2. Israel, when he came out of Egypt, is called God's son, as Adam was: "Israel is my son," says God to Pharaoh, "my first, born; let my son go, that he may serve me, or else I will slay thy first-born, even thine." He was a son by national adoption, Adam was a son by creation. But the sonship of Adam being only so by creation, was only typical of God's elect, who are a new creation, created anew in Christ Jesus, and are the sons of God by the renewing of the Spirit; and so Israel was an adopted nation, and a chosen generation: but it is the true Israel of God who are "a chosen generation, a royal priesthood, an holy nation, a peculiar people," in election. Adam had the Lord with him, and so had the children of Israel. God always dwelt in a tent or a tabernacle, from the time that he brought them up out of the land of Egypt till the days of David, 2 Sam. vii. 6. The same law that was given to Adam was revised and given to the children of Israel. God's image was in paradise; and there was always a remnant, according to the election of grace, in whom God's image was renewed and restored in the promised land. The tree of life was in Eden; and Christ, who is called the tree of life, was between the cherubim in the temple, Prov. iii. 18. Adam's continuance in Eden was conditional, and so was Israel's in the promised land. Adam's life was loseable, so was Israel's. All the time Adam obeyed he lived in Eden; and Israel's long life in the land which God gave them was only secured by their obedience. But Adam sinned, and was banished; Israel sinned, and was transported also. Adam's greatest loss was that of God's image; and the Jews rejecting and killing the express image of the invincible God, was the greatest loss that ever they sustained. When our first parents were banished, they had a promise of a return to God by the woman's seed bruising the serpent's head; and Israel has a promise of returning to God when they are brought to acknowledge and accept him who hath destroyed the works of the devil. Again: though the law given to Adam could neither give him eternal life, nor secure him a life in paradise, yet eternal life was set before him by the tree of life, which God had planted in the garden; hence Christ is called "the tree of life, which is in the midst of the paradise of God," Rev. ii. 7. So, had there been a law given to Israel, which could have given life, verily righteousness should have been by the law; but it could not. It promised a life in Canaan upon conditions; but it could not secure even that, the law being weak through the flesh: yet eternal life was set before them, even by Moses: "That thou mayest love the Lord thy God, and that thou mayest obey his voice, and that thou mayest cleave unto him; for he is thy life, and the length of thy days," Deut. xxx. 20. Once more: Adam had the cherubim placed before him at the gate of Eden, to teach him where to direct his worship; and so had Israel. They were to direct their prayer and to look up for help from between the cherubim; "for here," saith Lord "will I meet and commune with you." No people, but Adam and Israel, ever had the cherubim set before them.
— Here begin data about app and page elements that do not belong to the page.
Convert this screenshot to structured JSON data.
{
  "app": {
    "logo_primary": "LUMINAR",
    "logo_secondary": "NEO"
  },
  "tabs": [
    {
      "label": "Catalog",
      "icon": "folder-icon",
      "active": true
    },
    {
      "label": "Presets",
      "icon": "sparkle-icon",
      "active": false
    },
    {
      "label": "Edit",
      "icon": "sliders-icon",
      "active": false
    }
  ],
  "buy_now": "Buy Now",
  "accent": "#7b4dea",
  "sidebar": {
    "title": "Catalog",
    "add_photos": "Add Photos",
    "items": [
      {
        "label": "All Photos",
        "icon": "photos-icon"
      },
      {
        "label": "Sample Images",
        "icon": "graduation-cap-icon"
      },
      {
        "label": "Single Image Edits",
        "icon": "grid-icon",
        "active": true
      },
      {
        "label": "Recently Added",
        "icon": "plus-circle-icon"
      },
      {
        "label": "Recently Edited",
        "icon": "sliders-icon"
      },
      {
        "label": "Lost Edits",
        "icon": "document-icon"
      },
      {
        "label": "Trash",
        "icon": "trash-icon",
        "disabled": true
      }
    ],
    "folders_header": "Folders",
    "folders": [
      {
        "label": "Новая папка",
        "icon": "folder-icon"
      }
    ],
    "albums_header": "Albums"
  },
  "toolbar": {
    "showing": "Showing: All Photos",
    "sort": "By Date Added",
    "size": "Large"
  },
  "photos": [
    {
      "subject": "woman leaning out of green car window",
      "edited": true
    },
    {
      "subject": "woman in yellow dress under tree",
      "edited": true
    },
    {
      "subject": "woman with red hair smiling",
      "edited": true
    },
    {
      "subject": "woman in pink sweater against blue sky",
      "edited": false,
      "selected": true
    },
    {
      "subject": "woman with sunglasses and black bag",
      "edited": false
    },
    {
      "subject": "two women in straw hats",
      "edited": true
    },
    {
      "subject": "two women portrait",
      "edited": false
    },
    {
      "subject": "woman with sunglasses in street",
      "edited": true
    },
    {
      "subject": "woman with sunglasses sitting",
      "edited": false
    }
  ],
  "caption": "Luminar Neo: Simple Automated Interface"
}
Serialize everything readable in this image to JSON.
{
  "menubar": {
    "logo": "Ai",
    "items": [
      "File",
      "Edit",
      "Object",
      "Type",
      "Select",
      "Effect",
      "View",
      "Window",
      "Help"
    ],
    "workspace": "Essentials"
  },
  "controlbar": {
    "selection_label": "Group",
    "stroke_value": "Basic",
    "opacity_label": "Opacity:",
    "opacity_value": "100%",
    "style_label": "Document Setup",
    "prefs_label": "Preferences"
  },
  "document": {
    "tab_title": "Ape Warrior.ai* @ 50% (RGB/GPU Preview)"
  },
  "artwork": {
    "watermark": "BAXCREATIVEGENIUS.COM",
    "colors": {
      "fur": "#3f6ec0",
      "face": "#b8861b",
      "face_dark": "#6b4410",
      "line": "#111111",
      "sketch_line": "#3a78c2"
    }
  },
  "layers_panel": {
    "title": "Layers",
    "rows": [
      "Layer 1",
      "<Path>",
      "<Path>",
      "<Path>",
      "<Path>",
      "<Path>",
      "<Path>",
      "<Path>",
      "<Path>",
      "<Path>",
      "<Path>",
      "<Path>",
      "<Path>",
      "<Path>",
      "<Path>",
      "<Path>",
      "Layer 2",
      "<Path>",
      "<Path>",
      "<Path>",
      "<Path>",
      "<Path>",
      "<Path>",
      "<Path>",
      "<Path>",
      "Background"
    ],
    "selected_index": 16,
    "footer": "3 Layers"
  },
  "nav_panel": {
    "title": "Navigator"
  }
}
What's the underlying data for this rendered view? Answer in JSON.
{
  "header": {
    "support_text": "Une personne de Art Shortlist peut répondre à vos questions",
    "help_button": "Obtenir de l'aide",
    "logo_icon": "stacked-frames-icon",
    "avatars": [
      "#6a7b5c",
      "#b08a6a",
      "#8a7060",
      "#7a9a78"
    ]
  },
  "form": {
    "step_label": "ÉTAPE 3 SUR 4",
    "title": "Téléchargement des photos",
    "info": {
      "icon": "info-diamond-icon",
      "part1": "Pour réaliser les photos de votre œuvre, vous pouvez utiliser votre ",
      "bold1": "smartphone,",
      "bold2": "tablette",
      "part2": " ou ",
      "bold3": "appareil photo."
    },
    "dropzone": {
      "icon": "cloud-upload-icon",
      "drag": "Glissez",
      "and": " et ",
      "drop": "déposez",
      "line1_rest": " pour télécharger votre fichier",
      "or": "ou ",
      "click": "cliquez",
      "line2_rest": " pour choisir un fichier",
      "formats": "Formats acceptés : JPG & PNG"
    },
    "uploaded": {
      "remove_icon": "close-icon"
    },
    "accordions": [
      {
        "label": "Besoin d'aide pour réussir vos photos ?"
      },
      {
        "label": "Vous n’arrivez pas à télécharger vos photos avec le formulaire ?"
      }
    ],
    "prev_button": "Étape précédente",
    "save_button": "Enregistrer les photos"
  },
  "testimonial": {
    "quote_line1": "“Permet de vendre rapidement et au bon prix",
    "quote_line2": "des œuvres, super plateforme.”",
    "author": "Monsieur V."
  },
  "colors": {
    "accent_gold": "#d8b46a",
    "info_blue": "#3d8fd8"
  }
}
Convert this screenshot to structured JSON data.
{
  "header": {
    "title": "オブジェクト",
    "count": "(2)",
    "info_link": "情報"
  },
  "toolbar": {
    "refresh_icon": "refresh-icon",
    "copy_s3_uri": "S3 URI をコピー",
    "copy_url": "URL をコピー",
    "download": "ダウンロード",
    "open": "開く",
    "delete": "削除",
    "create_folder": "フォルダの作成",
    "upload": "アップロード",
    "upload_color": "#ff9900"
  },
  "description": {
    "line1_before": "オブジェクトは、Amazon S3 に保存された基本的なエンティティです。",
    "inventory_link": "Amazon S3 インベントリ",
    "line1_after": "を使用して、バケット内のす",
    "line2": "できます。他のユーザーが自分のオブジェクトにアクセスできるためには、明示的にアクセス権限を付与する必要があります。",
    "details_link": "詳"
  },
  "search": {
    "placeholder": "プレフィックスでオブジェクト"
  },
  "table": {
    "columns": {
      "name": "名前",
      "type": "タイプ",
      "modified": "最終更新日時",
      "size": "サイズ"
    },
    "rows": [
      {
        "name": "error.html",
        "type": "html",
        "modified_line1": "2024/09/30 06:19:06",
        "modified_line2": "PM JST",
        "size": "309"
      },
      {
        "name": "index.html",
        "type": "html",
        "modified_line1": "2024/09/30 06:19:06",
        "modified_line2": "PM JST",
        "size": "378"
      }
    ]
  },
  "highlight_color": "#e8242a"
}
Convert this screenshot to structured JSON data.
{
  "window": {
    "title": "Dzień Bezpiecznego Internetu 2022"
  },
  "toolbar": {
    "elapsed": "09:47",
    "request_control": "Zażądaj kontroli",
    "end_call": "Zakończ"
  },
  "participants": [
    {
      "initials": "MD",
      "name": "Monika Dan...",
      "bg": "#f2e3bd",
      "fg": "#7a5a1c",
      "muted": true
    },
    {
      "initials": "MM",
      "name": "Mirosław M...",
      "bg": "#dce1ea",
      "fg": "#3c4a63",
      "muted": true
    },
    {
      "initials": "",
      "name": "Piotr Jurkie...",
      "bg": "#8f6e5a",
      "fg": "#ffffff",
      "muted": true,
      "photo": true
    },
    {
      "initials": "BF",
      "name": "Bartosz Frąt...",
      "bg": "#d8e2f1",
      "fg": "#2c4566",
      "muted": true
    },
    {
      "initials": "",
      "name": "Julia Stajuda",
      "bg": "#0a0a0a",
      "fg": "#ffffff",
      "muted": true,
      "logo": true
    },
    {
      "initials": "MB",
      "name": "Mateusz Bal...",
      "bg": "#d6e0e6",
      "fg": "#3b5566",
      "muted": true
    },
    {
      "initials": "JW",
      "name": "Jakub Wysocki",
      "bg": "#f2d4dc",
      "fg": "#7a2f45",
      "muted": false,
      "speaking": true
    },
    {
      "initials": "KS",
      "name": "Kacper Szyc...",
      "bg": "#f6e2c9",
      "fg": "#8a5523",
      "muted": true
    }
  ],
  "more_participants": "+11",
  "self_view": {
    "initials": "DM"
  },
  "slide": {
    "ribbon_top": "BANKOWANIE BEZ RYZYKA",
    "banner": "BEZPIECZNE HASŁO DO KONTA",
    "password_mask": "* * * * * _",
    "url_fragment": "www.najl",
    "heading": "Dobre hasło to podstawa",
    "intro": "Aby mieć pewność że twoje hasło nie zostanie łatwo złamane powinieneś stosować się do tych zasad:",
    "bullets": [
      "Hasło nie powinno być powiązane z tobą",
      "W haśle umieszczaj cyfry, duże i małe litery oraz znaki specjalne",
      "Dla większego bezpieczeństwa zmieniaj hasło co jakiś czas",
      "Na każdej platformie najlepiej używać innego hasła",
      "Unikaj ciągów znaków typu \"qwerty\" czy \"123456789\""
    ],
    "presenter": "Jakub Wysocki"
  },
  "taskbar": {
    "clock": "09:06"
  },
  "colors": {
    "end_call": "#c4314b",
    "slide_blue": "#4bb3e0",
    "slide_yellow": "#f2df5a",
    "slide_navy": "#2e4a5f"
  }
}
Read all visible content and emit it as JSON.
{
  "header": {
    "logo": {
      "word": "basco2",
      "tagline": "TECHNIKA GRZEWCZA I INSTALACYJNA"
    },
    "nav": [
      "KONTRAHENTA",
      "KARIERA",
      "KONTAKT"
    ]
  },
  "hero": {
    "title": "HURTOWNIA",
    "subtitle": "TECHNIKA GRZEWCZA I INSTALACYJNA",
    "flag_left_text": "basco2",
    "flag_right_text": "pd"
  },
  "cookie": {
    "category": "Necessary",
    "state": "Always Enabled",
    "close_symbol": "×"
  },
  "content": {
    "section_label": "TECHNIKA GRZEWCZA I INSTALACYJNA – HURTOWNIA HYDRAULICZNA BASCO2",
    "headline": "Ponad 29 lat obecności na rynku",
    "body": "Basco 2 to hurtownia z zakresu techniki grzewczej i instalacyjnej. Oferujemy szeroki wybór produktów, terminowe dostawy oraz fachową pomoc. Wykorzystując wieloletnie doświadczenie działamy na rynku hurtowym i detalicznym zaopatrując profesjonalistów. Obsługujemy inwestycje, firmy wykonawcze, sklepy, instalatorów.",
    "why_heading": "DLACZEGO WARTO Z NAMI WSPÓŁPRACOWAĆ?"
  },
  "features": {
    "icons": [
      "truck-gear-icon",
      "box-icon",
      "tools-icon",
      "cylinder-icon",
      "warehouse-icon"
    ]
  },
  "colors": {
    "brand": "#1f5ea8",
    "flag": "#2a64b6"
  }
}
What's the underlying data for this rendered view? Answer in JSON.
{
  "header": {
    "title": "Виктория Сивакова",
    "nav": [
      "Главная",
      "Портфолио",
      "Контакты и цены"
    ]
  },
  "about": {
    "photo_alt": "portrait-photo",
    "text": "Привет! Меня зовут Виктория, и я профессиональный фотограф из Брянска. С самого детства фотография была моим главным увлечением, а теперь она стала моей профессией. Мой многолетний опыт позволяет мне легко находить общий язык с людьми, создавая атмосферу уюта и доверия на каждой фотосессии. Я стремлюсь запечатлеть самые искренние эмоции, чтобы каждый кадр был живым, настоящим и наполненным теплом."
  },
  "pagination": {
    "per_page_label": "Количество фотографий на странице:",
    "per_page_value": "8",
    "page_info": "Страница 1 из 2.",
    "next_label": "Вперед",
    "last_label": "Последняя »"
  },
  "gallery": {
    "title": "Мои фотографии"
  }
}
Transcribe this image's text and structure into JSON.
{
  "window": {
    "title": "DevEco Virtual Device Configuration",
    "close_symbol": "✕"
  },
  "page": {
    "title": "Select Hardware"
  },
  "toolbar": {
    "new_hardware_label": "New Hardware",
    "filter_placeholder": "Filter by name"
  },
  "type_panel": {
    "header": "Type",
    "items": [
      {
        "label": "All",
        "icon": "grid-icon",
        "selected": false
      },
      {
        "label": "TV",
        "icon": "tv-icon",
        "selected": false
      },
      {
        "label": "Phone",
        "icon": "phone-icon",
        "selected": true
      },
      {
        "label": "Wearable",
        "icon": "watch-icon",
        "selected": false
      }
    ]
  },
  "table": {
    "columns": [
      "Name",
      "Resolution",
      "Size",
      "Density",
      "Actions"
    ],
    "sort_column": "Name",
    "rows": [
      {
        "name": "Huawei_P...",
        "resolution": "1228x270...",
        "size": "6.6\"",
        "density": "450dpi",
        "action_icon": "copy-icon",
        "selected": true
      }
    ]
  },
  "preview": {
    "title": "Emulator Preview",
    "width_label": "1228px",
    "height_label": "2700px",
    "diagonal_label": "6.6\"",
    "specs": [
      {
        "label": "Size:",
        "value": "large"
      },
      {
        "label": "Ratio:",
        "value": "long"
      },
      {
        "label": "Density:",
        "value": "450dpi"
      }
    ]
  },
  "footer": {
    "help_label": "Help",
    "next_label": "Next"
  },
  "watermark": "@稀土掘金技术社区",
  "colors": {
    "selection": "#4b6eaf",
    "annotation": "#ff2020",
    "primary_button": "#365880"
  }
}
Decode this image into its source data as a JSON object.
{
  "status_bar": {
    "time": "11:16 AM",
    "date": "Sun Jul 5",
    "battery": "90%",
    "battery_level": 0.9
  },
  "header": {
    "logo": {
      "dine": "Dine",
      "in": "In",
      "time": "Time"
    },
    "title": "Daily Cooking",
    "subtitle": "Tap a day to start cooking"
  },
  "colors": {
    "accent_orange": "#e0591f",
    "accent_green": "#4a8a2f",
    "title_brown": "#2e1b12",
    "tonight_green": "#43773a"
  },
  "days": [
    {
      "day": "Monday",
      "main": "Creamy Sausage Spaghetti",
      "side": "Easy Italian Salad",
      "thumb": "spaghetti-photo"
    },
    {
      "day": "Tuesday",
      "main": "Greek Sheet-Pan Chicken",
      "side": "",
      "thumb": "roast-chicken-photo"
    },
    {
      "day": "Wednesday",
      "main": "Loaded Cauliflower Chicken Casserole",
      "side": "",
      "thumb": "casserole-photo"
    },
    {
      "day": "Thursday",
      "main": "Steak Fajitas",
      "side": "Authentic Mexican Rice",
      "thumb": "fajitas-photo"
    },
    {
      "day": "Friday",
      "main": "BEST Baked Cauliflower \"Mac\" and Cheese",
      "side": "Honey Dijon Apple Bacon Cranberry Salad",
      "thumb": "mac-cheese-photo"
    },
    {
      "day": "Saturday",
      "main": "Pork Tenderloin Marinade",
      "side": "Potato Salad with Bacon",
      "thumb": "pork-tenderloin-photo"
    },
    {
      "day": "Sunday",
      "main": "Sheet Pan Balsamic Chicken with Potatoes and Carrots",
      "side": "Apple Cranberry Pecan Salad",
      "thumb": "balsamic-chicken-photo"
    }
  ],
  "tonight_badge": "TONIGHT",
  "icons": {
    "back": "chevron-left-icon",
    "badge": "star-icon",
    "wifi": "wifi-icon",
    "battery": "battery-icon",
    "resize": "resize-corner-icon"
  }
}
I have much matter still on my mind upon the subject in hand, which, to hurry over briefly, would not be doing justice to my text; therefore will leave the remaining part of my thoughts till the evening. May God command his blessing upon what hath been delivered.


W.H. Huntington S.S.